(2 Nephi 27:3, Isaiah 29:7-8)
The pattern outlined in this passage is all-too familiar. A person feels dissatisfied or uncomfortable for some reason. They begin looking for something that will help them feel better. They think they have found the solution, but upon trying it, they discover that the activity doesn’t help them feel better, and they are pretty much where they started.
It’s not hard to think of activities that people participate in, hoping they will bring joy, but which leave them unsatisfied. Examples range from unhealthy foods to unwise purchases, and can also include unkind words, either verbal or written. Sometimes when we have the urge to defend ourselves against a supposed offense, we discover that the words we speak make us feel worse, not better, and that they aggravate the original problem in the process. I think this last example most closely matches the context of the passage above, because it is the nations fighting against Zion who continually feel that they are satiating their hunger or quenching their thirst with their attacks. But in the end, they discover that they are every bit as hungry or thirsty as they were before, and their actions have not helped them feel better at all.
Today, I will seek effective solutions to the challenges I face.

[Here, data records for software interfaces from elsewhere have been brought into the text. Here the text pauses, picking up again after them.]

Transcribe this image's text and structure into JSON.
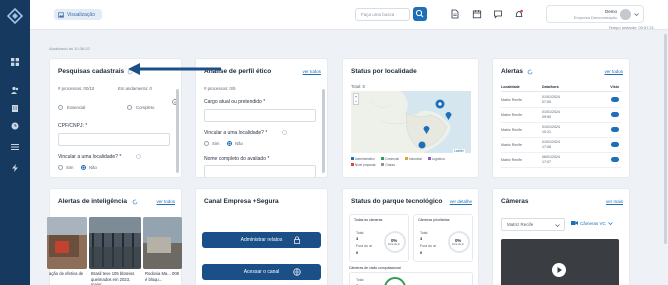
{
  "topbar": {
    "visualizacao_label": "Visualização",
    "search_placeholder": "Faça uma busca",
    "user_name": "Demo",
    "user_company": "Empresa Demonstração",
    "tempo_restante": "Tempo restante: 00:57:21"
  },
  "updated_at": "Atualizado às 10:36:32",
  "pesquisas": {
    "title": "Pesquisas cadastrais",
    "processos": "# processos: 00/10",
    "em_andamento": "Em andamento: 0",
    "option_essencial": "Essencial",
    "option_completo": "Completo",
    "cpf_label": "CPF/CNPJ: *",
    "vincular_label": "Vincular a uma localidade? *",
    "sim": "Sim",
    "nao": "Não"
  },
  "analise": {
    "title": "Análise de perfil ético",
    "link": "ver todos",
    "processos": "# processos: 0/5",
    "cargo_label": "Cargo atual ou pretendido *",
    "vincular_label": "Vincular a uma localidade? *",
    "sim": "Sim",
    "nao": "Não",
    "nome_label": "Nome completo do avaliado *"
  },
  "status_localidade": {
    "title": "Status por localidade",
    "total": "Total: 8",
    "legend": [
      "Administrativo",
      "Comercial",
      "Industrial",
      "Logística",
      "Nível proposta",
      "Outras"
    ],
    "attribution": "Leaflet"
  },
  "alertas": {
    "title": "Alertas",
    "link": "ver todos",
    "headers": [
      "Localidade",
      "Data/hora",
      "Visto"
    ],
    "rows": [
      {
        "local": "Matriz Recife",
        "data": "01/01/2024",
        "hora": "07:00"
      },
      {
        "local": "Matriz Recife",
        "data": "01/01/2024",
        "hora": "09:50"
      },
      {
        "local": "Matriz Recife",
        "data": "01/01/2024",
        "hora": "10:21"
      },
      {
        "local": "Matriz Recife",
        "data": "01/01/2024",
        "hora": "17:06"
      },
      {
        "local": "Matriz Recife",
        "data": "06/01/2024",
        "hora": "17:07"
      }
    ]
  },
  "inteligencia": {
    "title": "Alertas de inteligência",
    "link": "ver todos",
    "news": [
      {
        "text": "ação de efetiva de"
      },
      {
        "text": "Brasil teve 105 bloteios queimados em 2023, maior"
      },
      {
        "text": "Rodovia Ma... 008 é bloqu..."
      }
    ]
  },
  "canal": {
    "title": "Canal Empresa +Segura",
    "btn_admin": "Administrar relatos",
    "btn_acessar": "Acessar o canal"
  },
  "parque": {
    "title": "Status do parque tecnológico",
    "link": "ver detalhe",
    "todas_cameras": "Todas as câmeras",
    "cameras_prioritarias": "Câmeras prioritárias",
    "visao_computacional": "Câmeras de visão computacional",
    "total_label": "Total",
    "total_value": "3",
    "fora_ar_label": "Fora do ar",
    "fora_ar_value": "0",
    "pct_1": "0%",
    "pct_1_sub": "Fora do ar",
    "pct_2": "0%",
    "pct_2_sub": "Fora do ar"
  },
  "cameras": {
    "title": "Câmeras",
    "link": "ver mais",
    "select_value": "Matriz Recife",
    "tab_label": "Câmeras VC"
  },
  "colors": {
    "sidebar": "#16395f",
    "accent": "#1d6fb8",
    "arrow": "#1b4f87"
  }
}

I will remember that my instinctive reaction to a problem may not solve it at all, and I will discipline myself to make decisions which will have a real impact.